» DATA FOR REVIEW
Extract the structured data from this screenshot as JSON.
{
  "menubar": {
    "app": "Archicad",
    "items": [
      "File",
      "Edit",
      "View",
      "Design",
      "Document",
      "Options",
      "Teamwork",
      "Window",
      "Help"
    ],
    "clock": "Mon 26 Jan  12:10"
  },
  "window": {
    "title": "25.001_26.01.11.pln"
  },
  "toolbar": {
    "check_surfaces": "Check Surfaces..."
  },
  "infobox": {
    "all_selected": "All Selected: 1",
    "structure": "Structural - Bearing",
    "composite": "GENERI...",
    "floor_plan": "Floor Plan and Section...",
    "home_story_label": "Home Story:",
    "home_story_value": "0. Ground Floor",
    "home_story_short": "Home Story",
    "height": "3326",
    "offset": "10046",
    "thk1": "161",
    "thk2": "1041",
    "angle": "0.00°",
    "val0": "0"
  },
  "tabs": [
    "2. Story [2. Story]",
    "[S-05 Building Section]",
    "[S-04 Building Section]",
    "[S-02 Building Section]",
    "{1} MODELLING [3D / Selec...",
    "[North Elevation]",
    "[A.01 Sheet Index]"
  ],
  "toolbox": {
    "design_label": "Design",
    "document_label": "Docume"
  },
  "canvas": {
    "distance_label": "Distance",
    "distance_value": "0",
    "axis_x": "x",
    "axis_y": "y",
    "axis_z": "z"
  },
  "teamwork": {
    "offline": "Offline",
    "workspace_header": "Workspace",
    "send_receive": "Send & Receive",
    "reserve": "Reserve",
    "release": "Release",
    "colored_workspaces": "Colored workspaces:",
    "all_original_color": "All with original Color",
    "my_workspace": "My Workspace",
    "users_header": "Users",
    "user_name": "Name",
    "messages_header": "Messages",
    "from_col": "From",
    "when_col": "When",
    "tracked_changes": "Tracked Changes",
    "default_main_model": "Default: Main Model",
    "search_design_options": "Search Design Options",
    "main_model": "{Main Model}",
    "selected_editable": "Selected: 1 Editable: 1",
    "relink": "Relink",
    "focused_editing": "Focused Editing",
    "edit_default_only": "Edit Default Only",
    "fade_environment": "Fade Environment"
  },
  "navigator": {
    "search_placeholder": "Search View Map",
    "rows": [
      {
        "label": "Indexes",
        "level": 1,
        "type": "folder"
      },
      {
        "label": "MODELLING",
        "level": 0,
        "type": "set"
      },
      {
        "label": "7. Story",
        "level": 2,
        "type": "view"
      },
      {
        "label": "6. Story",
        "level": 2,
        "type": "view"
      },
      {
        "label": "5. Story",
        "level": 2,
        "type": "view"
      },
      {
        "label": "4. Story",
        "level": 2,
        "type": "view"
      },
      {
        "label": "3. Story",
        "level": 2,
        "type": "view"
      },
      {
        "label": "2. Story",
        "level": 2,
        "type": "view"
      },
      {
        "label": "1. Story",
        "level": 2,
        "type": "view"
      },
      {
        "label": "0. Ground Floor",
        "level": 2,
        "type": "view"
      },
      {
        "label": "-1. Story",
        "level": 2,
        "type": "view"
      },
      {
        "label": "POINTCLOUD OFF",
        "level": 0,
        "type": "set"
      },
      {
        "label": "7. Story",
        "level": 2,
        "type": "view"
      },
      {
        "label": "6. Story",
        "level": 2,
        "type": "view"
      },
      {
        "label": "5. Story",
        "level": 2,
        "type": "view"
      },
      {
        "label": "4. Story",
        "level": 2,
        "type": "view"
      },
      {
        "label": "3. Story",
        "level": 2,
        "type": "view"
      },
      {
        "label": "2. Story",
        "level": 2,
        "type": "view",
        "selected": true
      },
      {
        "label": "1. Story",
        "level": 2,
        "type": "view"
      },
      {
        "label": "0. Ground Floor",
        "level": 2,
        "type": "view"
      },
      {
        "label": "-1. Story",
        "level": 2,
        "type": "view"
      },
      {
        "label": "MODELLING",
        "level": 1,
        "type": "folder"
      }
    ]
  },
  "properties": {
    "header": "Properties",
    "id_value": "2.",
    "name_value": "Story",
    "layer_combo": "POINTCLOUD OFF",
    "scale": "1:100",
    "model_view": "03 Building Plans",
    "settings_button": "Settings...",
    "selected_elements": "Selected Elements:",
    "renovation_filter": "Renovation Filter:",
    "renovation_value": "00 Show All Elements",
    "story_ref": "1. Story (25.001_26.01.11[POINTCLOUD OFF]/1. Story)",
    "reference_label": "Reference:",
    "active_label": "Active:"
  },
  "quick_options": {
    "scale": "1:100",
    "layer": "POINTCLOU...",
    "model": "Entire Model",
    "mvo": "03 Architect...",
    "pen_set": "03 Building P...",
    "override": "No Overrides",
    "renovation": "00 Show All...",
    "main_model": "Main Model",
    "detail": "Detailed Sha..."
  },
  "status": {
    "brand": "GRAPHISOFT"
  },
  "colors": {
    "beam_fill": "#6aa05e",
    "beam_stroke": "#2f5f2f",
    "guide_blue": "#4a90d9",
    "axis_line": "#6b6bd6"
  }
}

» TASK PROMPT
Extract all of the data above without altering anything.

» OUTPUT
Extract the structured data from this screenshot as JSON.
{
  "menubar": {
    "app": "Archicad",
    "items": [
      "File",
      "Edit",
      "View",
      "Design",
      "Document",
      "Options",
      "Teamwork",
      "Window",
      "Help"
    ],
    "clock": "Mon 26 Jan  12:10"
  },
  "window": {
    "title": "25.001_26.01.11.pln"
  },
  "toolbar": {
    "check_surfaces": "Check Surfaces..."
  },
  "infobox": {
    "all_selected": "All Selected: 1",
    "structure": "Structural - Bearing",
    "composite": "GENERI...",
    "floor_plan": "Floor Plan and Section...",
    "home_story_label": "Home Story:",
    "home_story_value": "0. Ground Floor",
    "home_story_short": "Home Story",
    "height": "3326",
    "offset": "10046",
    "thk1": "161",
    "thk2": "1041",
    "angle": "0.00°",
    "val0": "0"
  },
  "tabs": [
    "2. Story [2. Story]",
    "[S-05 Building Section]",
    "[S-04 Building Section]",
    "[S-02 Building Section]",
    "{1} MODELLING [3D / Selec...",
    "[North Elevation]",
    "[A.01 Sheet Index]"
  ],
  "toolbox": {
    "design_label": "Design",
    "document_label": "Docume"
  },
  "canvas": {
    "distance_label": "Distance",
    "distance_value": "0",
    "axis_x": "x",
    "axis_y": "y",
    "axis_z": "z"
  },
  "teamwork": {
    "offline": "Offline",
    "workspace_header": "Workspace",
    "send_receive": "Send & Receive",
    "reserve": "Reserve",
    "release": "Release",
    "colored_workspaces": "Colored workspaces:",
    "all_original_color": "All with original Color",
    "my_workspace": "My Workspace",
    "users_header": "Users",
    "user_name": "Name",
    "messages_header": "Messages",
    "from_col": "From",
    "when_col": "When",
    "tracked_changes": "Tracked Changes",
    "default_main_model": "Default: Main Model",
    "search_design_options": "Search Design Options",
    "main_model": "{Main Model}",
    "selected_editable": "Selected: 1 Editable: 1",
    "relink": "Relink",
    "focused_editing": "Focused Editing",
    "edit_default_only": "Edit Default Only",
    "fade_environment": "Fade Environment"
  },
  "navigator": {
    "search_placeholder": "Search View Map",
    "rows": [
      {
        "label": "Indexes",
        "level": 1,
        "type": "folder"
      },
      {
        "label": "MODELLING",
        "level": 0,
        "type": "set"
      },
      {
        "label": "7. Story",
        "level": 2,
        "type": "view"
      },
      {
        "label": "6. Story",
        "level": 2,
        "type": "view"
      },
      {
        "label": "5. Story",
        "level": 2,
        "type": "view"
      },
      {
        "label": "4. Story",
        "level": 2,
        "type": "view"
      },
      {
        "label": "3. Story",
        "level": 2,
        "type": "view"
      },
      {
        "label": "2. Story",
        "level": 2,
        "type": "view"
      },
      {
        "label": "1. Story",
        "level": 2,
        "type": "view"
      },
      {
        "label": "0. Ground Floor",
        "level": 2,
        "type": "view"
      },
      {
        "label": "-1. Story",
        "level": 2,
        "type": "view"
      },
      {
        "label": "POINTCLOUD OFF",
        "level": 0,
        "type": "set"
      },
      {
        "label": "7. Story",
        "level": 2,
        "type": "view"
      },
      {
        "label": "6. Story",
        "level": 2,
        "type": "view"
      },
      {
        "label": "5. Story",
        "level": 2,
        "type": "view"
      },
      {
        "label": "4. Story",
        "level": 2,
        "type": "view"
      },
      {
        "label": "3. Story",
        "level": 2,
        "type": "view"
      },
      {
        "label": "2. Story",
        "level": 2,
        "type": "view",
        "selected": true
      },
      {
        "label": "1. Story",
        "level": 2,
        "type": "view"
      },
      {
        "label": "0. Ground Floor",
        "level": 2,
        "type": "view"
      },
      {
        "label": "-1. Story",
        "level": 2,
        "type": "view"
      },
      {
        "label": "MODELLING",
        "level": 1,
        "type": "folder"
      }
    ]
  },
  "properties": {
    "header": "Properties",
    "id_value": "2.",
    "name_value": "Story",
    "layer_combo": "POINTCLOUD OFF",
    "scale": "1:100",
    "model_view": "03 Building Plans",
    "settings_button": "Settings...",
    "selected_elements": "Selected Elements:",
    "renovation_filter": "Renovation Filter:",
    "renovation_value": "00 Show All Elements",
    "story_ref": "1. Story (25.001_26.01.11[POINTCLOUD OFF]/1. Story)",
    "reference_label": "Reference:",
    "active_label": "Active:"
  },
  "quick_options": {
    "scale": "1:100",
    "layer": "POINTCLOU...",
    "model": "Entire Model",
    "mvo": "03 Architect...",
    "pen_set": "03 Building P...",
    "override": "No Overrides",
    "renovation": "00 Show All...",
    "main_model": "Main Model",
    "detail": "Detailed Sha..."
  },
  "status": {
    "brand": "GRAPHISOFT"
  },
  "colors": {
    "beam_fill": "#6aa05e",
    "beam_stroke": "#2f5f2f",
    "guide_blue": "#4a90d9",
    "axis_line": "#6b6bd6"
  }
}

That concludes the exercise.